§ TASK REQUIREMENTS: In the records below, find the line containing "What's the underlying" and the line containing "Extract the structured". Give again exactly those lines and every line between them, omitting the pictures.

§ RECORDS TO USE:
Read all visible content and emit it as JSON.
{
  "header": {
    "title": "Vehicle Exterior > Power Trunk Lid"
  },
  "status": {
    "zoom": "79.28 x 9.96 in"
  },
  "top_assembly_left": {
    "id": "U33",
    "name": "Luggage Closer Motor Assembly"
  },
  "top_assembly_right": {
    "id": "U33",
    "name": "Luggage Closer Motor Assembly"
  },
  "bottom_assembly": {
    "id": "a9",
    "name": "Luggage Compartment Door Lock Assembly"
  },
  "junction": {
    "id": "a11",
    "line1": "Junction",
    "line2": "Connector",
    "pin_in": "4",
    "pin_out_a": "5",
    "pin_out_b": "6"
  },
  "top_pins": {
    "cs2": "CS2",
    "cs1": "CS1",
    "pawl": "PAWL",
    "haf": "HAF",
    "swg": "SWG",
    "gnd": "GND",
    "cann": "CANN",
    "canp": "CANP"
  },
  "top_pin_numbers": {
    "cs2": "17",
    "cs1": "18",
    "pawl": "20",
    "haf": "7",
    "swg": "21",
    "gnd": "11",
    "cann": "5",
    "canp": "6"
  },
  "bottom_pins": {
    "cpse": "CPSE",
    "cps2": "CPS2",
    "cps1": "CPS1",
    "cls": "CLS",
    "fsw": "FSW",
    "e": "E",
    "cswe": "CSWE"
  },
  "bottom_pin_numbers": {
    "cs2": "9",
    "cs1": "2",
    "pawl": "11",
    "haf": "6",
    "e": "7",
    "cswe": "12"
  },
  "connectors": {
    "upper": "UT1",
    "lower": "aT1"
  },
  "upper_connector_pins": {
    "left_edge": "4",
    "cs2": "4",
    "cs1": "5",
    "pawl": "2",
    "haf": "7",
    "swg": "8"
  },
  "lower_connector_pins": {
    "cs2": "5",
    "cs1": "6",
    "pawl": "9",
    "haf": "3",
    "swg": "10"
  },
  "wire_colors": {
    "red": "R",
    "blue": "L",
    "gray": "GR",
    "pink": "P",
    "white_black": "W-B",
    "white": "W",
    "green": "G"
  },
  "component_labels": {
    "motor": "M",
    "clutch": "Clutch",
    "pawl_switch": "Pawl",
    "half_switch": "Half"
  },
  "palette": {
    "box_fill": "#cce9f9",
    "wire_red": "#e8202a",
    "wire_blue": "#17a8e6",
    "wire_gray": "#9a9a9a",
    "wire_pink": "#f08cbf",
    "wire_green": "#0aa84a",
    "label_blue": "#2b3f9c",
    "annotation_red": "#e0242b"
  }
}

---

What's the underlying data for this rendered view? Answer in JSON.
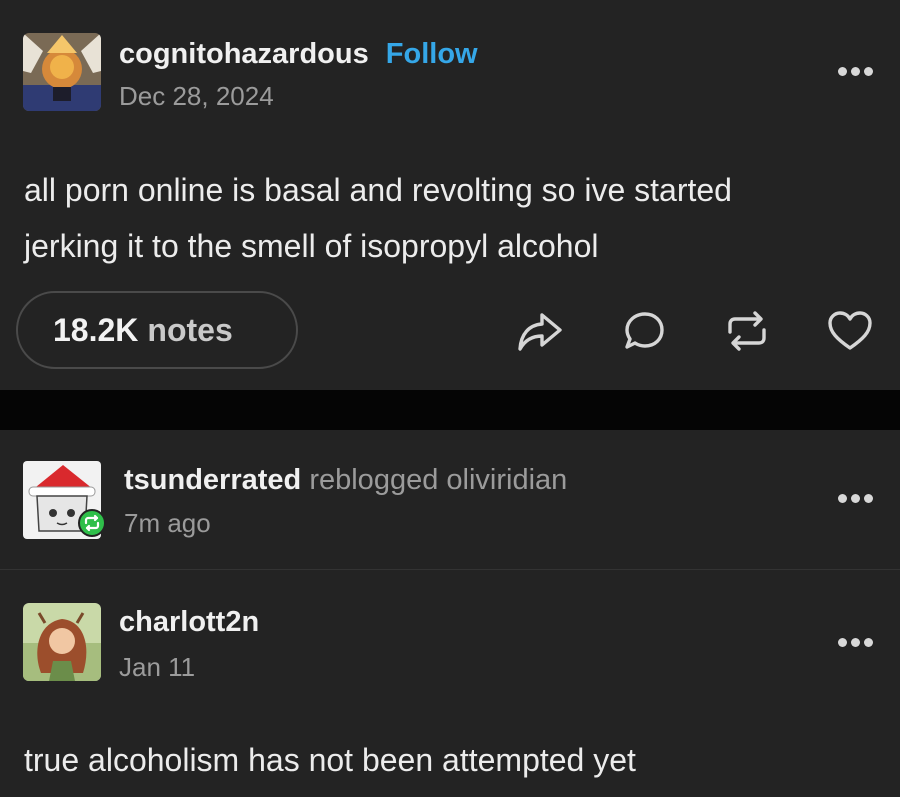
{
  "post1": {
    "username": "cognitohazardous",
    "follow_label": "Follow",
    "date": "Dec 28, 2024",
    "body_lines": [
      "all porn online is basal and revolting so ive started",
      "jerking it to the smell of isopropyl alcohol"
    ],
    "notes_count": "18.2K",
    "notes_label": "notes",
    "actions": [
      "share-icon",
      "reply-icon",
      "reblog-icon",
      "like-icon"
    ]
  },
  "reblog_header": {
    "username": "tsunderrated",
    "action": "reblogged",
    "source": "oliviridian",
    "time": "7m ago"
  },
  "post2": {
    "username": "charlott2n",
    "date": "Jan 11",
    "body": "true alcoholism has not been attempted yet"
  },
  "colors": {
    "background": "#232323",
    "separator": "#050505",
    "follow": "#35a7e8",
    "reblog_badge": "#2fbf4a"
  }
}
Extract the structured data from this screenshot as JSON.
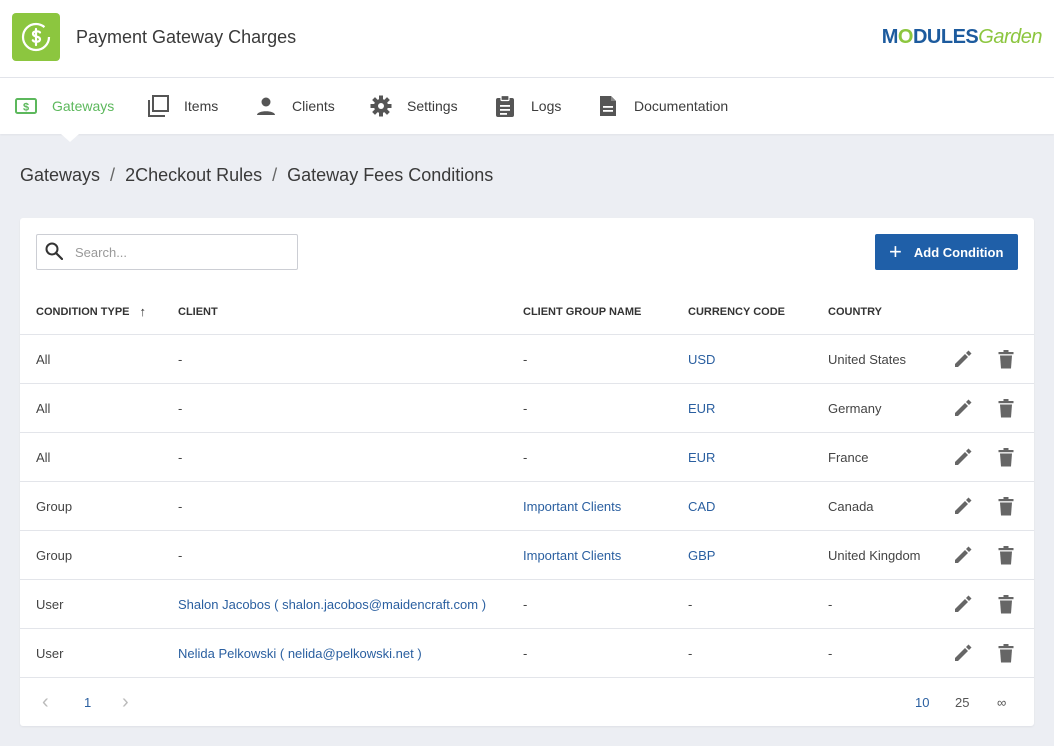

§ TASK ANSWER:
What's the underlying data for this rendered view? Answer in JSON.
{
  "post1": {
    "username": "cognitohazardous",
    "follow_label": "Follow",
    "date": "Dec 28, 2024",
    "body_lines": [
      "all porn online is basal and revolting so ive started",
      "jerking it to the smell of isopropyl alcohol"
    ],
    "notes_count": "18.2K",
    "notes_label": "notes",
    "actions": [
      "share-icon",
      "reply-icon",
      "reblog-icon",
      "like-icon"
    ]
  },
  "reblog_header": {
    "username": "tsunderrated",
    "action": "reblogged",
    "source": "oliviridian",
    "time": "7m ago"
  },
  "post2": {
    "username": "charlott2n",
    "date": "Jan 11",
    "body": "true alcoholism has not been attempted yet"
  },
  "colors": {
    "background": "#232323",
    "separator": "#050505",
    "follow": "#35a7e8",
    "reblog_badge": "#2fbf4a"
  }
}
Extract the structured data from this screenshot as JSON.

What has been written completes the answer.